Walking around the Old Town, be sure to look up at all the beautiful buildings around you. So many of them are elaborate works of art full of intricate paintings and artwork. You can see all different styles of architecture from the Gothic styled Old Town Hall, to the neo-Renaissance National Theater to the Art-Nouveau friezes on so many buildings. Make sure you include a visit to the Dancing House, a modern building designed in the deconstructionist style. When it was first unveiled it caused quite the controversy – the building stands out dramatically from rest of the the city. It is nicknamed “Fred and Ginger” for the way the building mimics the forms of the dancing couple.
7. Have a beer!
Okay, technically not free, but beer is so cheap it might as well be free. Czechs drink the most beer out of any nation with 132 litres per capita every year! The Czech Republic has a long history of beer, with it first being brewed in 993 AD at the Břevnov Monastery.

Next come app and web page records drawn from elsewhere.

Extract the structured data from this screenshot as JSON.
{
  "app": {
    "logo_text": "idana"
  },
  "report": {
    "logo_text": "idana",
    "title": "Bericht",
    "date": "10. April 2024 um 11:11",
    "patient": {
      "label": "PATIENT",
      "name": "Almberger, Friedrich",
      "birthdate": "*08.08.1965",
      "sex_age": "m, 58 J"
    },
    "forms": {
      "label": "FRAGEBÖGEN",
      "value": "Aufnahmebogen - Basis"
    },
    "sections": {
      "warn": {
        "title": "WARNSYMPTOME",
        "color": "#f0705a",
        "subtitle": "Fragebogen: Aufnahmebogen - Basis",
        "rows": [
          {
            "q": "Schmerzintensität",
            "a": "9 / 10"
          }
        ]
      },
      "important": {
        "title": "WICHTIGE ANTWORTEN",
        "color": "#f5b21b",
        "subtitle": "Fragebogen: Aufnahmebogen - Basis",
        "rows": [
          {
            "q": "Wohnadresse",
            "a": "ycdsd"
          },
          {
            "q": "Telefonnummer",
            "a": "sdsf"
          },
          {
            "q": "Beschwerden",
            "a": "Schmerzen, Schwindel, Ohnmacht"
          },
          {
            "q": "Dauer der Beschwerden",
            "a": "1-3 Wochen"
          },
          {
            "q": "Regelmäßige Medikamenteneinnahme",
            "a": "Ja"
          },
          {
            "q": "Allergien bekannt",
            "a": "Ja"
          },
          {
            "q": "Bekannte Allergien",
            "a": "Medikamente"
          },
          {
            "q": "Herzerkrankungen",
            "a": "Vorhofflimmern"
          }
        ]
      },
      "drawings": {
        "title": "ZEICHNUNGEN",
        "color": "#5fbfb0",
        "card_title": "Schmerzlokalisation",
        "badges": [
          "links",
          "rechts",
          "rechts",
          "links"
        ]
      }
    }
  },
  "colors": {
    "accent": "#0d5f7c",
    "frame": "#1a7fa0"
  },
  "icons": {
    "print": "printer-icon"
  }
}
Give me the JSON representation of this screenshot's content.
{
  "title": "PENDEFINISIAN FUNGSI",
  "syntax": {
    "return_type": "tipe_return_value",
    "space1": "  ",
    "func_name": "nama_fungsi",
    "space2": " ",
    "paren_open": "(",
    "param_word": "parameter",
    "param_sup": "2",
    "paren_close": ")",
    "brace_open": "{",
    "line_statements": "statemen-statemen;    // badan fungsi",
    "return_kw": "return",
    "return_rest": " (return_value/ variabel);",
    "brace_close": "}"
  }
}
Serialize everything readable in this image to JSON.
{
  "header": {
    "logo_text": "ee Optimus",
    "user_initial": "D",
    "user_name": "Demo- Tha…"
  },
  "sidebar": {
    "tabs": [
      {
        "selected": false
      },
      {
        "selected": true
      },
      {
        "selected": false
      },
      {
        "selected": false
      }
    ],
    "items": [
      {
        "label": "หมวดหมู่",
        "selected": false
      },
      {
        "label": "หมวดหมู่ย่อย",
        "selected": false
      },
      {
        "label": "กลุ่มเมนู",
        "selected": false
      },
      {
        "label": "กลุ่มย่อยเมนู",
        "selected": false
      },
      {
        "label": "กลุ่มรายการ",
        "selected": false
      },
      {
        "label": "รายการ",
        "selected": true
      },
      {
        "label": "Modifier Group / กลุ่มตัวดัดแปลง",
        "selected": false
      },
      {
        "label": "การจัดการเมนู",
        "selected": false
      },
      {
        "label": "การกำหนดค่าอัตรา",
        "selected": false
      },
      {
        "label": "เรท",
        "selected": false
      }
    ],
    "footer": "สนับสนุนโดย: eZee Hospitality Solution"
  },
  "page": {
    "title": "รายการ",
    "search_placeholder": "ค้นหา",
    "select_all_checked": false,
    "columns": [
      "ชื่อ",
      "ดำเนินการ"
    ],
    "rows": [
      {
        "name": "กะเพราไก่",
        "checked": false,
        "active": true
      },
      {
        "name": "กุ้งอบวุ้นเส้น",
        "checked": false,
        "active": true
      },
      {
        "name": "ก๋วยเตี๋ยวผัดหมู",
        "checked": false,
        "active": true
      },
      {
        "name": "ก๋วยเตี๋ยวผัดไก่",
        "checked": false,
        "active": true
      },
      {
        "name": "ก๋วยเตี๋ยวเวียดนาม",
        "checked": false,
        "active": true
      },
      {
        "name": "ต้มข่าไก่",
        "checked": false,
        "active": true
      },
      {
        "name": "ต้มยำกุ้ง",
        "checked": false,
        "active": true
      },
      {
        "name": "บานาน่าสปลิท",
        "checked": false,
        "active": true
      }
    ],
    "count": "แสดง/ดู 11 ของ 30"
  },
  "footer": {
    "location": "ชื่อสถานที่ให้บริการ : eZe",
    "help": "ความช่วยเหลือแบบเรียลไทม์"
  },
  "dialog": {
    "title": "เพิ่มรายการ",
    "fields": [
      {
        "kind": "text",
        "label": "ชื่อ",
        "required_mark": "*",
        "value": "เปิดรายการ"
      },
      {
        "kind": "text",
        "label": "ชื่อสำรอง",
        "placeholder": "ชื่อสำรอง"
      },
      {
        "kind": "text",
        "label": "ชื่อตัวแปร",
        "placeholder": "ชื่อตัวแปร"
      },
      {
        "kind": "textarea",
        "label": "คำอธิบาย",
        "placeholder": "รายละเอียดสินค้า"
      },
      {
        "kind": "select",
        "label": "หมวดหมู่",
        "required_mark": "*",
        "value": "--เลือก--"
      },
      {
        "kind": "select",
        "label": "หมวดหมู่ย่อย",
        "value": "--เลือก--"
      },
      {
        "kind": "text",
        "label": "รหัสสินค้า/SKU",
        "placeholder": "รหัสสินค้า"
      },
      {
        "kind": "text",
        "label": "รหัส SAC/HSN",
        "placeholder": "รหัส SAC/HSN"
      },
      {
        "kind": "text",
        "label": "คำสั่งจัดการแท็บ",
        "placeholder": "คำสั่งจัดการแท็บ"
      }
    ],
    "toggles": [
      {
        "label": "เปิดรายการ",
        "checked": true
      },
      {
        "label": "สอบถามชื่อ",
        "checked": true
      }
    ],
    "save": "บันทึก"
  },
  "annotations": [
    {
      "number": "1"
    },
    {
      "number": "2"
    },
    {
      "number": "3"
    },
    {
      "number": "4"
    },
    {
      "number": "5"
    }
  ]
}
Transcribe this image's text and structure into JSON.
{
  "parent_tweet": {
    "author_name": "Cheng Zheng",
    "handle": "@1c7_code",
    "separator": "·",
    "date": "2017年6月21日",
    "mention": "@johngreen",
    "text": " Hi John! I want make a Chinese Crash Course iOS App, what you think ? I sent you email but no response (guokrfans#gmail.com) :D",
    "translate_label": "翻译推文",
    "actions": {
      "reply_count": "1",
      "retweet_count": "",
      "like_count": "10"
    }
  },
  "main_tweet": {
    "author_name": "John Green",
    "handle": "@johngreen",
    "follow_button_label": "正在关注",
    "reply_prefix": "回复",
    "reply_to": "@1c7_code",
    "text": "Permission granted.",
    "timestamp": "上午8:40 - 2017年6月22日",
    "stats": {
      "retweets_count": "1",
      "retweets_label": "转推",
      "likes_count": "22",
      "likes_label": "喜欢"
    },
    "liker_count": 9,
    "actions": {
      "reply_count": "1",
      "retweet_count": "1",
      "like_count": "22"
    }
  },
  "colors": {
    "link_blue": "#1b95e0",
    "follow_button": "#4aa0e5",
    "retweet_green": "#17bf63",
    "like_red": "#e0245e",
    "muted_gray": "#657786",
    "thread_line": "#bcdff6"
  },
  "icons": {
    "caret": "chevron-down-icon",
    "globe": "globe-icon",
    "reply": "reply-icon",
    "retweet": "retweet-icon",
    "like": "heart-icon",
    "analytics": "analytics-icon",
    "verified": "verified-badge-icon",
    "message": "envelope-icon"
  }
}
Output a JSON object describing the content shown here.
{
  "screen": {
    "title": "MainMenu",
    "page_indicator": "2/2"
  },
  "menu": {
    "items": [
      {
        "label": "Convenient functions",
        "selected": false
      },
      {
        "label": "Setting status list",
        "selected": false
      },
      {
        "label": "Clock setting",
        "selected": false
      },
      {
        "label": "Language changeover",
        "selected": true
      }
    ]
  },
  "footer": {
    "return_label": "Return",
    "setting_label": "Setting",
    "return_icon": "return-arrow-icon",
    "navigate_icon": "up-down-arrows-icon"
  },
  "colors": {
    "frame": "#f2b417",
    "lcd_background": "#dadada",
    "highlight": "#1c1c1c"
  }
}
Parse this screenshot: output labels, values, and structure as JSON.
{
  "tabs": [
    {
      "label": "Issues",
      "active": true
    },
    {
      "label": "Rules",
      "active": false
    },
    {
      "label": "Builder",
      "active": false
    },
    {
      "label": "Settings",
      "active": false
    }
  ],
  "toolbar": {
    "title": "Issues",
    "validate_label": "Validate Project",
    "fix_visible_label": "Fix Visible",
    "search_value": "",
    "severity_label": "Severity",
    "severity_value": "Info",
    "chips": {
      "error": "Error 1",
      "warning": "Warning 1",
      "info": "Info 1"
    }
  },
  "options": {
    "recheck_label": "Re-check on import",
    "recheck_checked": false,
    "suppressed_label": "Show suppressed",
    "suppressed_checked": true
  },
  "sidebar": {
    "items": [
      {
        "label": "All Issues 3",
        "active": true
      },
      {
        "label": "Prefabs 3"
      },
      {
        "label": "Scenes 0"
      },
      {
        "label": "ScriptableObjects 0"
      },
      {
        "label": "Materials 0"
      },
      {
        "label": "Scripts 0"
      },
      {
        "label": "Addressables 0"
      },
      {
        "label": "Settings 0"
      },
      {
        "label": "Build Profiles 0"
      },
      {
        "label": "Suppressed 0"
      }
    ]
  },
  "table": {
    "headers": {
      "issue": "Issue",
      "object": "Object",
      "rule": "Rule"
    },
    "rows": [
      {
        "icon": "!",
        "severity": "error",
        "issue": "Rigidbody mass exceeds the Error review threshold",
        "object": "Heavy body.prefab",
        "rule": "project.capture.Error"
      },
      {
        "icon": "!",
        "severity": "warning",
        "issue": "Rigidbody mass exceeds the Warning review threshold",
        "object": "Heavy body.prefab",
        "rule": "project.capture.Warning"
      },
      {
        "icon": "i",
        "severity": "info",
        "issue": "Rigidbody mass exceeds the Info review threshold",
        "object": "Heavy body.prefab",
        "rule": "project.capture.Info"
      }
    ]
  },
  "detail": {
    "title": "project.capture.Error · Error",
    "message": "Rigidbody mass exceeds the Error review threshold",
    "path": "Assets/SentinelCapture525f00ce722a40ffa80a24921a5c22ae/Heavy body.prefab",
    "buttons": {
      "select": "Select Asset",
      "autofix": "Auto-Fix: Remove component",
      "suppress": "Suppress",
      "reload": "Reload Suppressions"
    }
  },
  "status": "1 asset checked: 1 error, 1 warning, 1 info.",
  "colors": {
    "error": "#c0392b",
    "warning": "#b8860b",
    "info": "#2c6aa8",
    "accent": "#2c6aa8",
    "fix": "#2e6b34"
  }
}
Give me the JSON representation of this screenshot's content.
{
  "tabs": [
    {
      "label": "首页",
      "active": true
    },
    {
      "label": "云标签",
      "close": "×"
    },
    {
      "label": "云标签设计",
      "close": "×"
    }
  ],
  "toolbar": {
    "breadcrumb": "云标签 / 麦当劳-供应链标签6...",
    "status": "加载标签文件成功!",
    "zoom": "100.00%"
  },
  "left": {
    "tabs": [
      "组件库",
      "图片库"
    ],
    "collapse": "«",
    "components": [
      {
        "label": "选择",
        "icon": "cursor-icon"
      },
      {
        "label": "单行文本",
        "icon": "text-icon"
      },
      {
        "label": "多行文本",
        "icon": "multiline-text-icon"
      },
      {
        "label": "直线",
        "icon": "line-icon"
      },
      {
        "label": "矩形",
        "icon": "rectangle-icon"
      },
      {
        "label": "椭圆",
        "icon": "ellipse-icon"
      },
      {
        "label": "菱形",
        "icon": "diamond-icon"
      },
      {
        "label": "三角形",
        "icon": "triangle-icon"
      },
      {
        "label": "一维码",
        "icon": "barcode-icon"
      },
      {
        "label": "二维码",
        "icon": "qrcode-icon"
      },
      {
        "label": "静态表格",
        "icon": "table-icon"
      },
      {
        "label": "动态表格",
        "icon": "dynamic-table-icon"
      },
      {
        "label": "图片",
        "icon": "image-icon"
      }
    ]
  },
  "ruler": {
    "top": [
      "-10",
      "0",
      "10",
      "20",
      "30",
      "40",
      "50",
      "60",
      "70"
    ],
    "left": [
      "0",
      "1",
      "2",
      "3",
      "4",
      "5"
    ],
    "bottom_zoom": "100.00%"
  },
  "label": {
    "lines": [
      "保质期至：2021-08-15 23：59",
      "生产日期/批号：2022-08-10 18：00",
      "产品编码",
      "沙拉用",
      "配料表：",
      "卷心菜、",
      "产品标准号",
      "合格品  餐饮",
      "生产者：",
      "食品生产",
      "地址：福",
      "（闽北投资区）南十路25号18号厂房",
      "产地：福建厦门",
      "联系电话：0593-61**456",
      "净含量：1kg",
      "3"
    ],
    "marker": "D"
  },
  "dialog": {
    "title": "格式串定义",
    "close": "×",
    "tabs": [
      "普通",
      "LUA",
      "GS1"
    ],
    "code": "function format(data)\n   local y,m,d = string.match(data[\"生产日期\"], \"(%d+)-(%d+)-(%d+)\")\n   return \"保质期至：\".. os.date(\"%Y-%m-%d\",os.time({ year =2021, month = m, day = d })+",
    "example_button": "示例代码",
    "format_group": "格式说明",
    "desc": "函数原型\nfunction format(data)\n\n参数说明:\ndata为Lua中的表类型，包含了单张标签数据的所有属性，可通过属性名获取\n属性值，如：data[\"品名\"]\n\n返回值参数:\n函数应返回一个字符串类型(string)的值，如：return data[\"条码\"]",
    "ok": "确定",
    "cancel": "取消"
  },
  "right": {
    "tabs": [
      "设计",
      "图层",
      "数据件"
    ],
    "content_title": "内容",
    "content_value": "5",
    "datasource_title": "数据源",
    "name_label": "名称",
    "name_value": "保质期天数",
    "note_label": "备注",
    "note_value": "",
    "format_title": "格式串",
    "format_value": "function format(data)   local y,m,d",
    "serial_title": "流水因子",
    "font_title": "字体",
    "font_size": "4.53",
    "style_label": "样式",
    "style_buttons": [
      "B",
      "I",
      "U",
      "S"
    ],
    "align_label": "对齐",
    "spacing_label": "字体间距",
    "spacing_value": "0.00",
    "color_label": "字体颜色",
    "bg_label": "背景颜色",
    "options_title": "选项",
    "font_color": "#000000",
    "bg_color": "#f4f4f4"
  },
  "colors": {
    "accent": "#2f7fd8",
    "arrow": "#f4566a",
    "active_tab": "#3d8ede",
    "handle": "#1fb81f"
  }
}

Typical Czech beers are pale lagers of pilsner types, with the most famous and readily available beers being the Pilsner Urquell and the Budweiser Budvar (of no relation to the American Budweiser). Gambrinus is another popular beer in the city.
Where to Stay
Prague’s centre is very walkable. Staying within this area means saving time and money on transit and gives you a great opportunity to just walk around and soak in the city. Please consider booking your Prague accommodation through the included link. There is no additional costs for you and it helps support this website. Here are my top picks for where to stay:
- Motel One Prague (Na porichi 1048/30, Prague 110 00, Czech Republic) – This budget hotel chain can be found all across Europe and is known for its comfort and design at a price that doesn’t break the bank. Book early to avoid disappointment. Check out reviews and book your stay at Booking.com or Tripadvisor.com.
- Hostel Mango (Mishenska 68/8, Prague 118 00, Czech Republic) – Located on the other side of the river from Prague’s Old Town, Hostel Mango is great for the solo traveler. Grab a drink at their basement bar or head out on a pub crawl with new friends. Your booking also comes with an all-you-can-eat breakfast. Check out reviews and book your stay at Booking.com or Tripadvisor.com.
What free things have you done in Prague?